Figure 1: Using an Oculus Rift DK2 headset with a pair of Vive controllers — because why not?
Now that I’ve gotten my Oculus Rift DK2 (mostly) working with Vrui under Linux, I’ve encountered the dreaded artifact often referred to as “black smear.” While pixels on OLED screens have very fast switching times — orders of magnitude faster than LCD pixels — they still can’t switch from on to off and back instantaneously. This leads to a problem that’s hardly visible when viewing a normal screen, but very visible in a head-mounted display due to a phenomenon called “vestibulo-ocular reflex.”
Basically, our eyes have built-in image stabilizers: if we move our head, this motion is detected by the vestibular apparatus in the inner ear (our “sense of equilibrium”), and our eyes automatically move the opposite way to keep our gaze fixed on a fixed point in space (interestingly, this even happens with the eyes closed, or in total darkness).
Update: There have been complaints that the post below is an overly complicated and confusing explanation of the IPD measurement process. Maybe that’s so. Therefore, here’s the TL;DR version of how the process works. If you want to know why it works, read on below.
Stand in front of a mirror and hold a ruler up to your nose, such that the measuring edge runs directly underneath both your pupils.
Close your right eye and look directly at your left eye. Move the ruler such that the “0” mark appears directly underneath the center of your left pupil. Try to keep the ruler still for the next step.
Close your left eye and look directly at your right eye. The mark directly underneath the center of your right pupil is your inter-pupillary distance.
Here follows the long version:
I’ve recentlytalked about the importance of calibrating 3D displays, especially head-mounted displays, which have very tight tolerances. An important part of calibration is entering each user’s personal inter-pupillary distance. Even when using the eyeball center as projection focus point (as I describe in the second post linked above), the distance between the eyeballs’ centers is the same as the inter-pupillary distance.
So how do you actually go about determining your IPD? You could go to an optometrist, of course, but it turns out it’s very easy to do it accurately at home. As it so happened, I did go to an optometrist recently (for my annual check-up), and I asked him to measure my IPD as well while he was at it. I was expecting him to pull out some high-end gizmo, but instead he pulled up a ruler. So that got me thinking.
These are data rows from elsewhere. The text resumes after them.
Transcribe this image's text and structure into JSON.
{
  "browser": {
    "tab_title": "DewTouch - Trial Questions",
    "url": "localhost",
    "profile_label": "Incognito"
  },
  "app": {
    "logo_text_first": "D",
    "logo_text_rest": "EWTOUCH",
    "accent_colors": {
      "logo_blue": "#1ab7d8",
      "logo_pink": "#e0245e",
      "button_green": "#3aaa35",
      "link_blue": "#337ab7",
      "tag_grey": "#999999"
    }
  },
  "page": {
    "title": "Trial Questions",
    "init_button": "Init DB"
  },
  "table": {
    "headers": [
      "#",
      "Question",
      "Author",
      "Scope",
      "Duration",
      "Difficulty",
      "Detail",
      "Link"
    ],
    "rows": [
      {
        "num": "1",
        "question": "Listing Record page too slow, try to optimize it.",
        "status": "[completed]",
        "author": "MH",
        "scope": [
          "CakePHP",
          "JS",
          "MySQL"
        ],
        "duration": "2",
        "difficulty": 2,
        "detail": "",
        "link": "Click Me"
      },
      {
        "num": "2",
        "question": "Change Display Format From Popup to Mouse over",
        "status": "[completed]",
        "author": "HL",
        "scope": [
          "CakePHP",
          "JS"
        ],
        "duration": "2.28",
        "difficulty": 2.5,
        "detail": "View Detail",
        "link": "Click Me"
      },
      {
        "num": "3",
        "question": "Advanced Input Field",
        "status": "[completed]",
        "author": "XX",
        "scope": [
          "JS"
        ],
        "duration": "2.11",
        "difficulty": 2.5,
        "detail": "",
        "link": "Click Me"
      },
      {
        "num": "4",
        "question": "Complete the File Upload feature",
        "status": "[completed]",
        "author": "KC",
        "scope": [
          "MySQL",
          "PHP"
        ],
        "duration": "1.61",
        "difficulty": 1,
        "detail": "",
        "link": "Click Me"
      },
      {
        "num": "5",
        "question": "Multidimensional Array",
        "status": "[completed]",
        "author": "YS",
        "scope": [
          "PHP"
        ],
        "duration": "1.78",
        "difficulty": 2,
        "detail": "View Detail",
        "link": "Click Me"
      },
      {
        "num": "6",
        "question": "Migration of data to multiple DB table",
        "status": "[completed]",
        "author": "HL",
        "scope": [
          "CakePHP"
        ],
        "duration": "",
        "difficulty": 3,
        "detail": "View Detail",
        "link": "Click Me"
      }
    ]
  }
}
Figure 1: How to precisely measure infinity-converged inter-pupillary distance using only a mirror and a ruler. Focus on the left eye in step one and mark point A; focus on the right eye in step two and mark point B; the distance between points A and B is precisely the infinity-converged inter-pupillary distance (and also the eyeball center distance).
In my detailed how-to guide on installing and configuring Vrui for Oculus Rift and Razer Hydra, I did not talk about installing any actual applications (because I hadn’t released Vrui-3.0-compatible packages yet). Those are out now, so here we go.
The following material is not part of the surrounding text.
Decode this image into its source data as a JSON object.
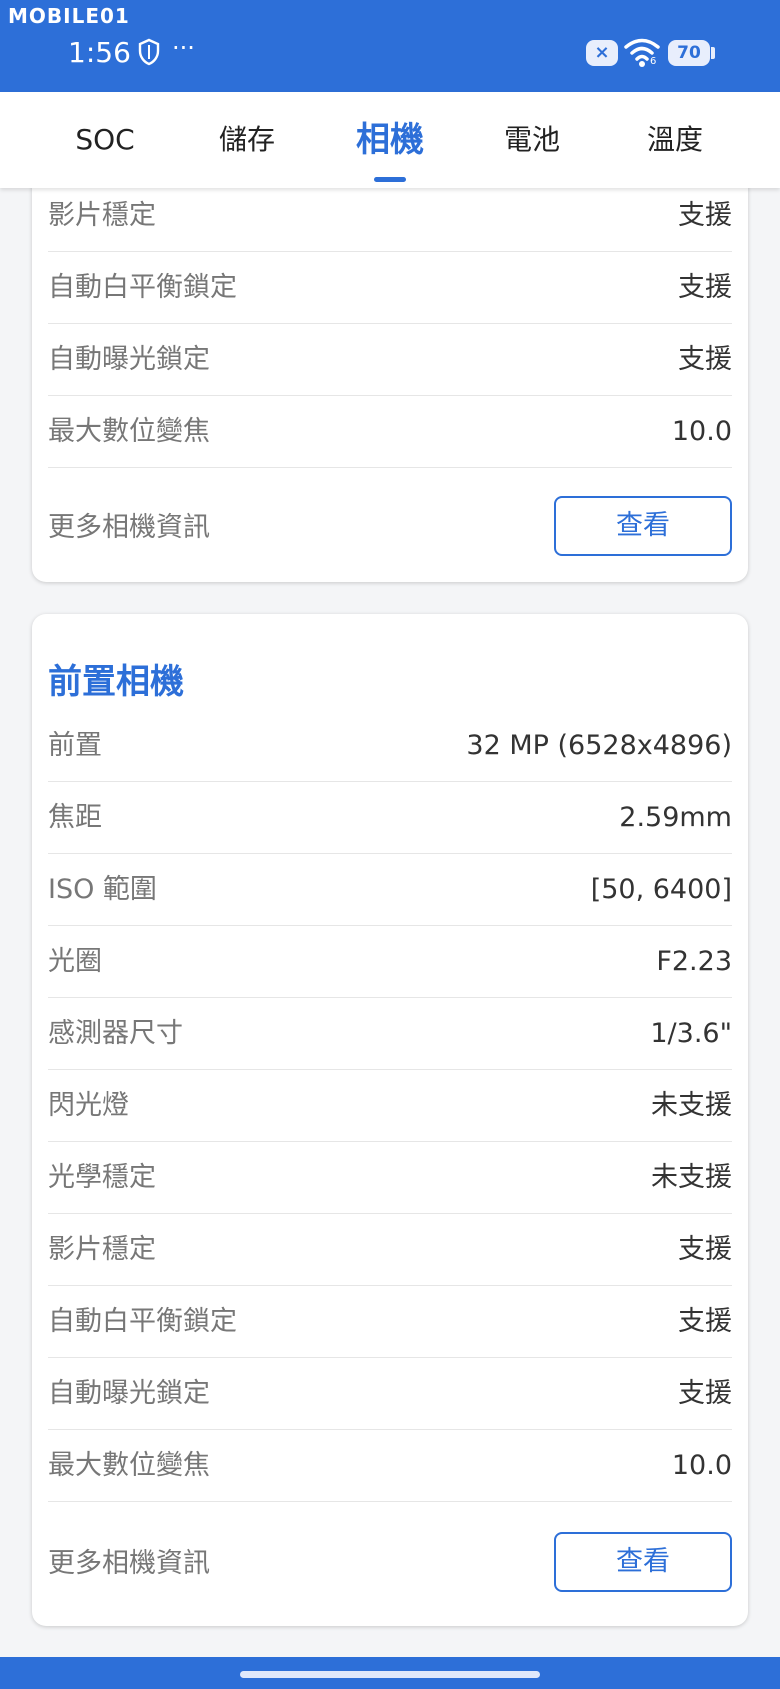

If you happen to own a Kinect for Xbox (Kinect for Windows won’t work), you might want to install the Kinect 3D Video package early on. It can capture 3D (holographic, not stereoscopic) video from one or more Kinects, and either play it back as freely-manipulable virtual holograms, or it can, after calibration, produce in-system overlays of the real world (or both). If you already have Vrui up and running, installation is trivial.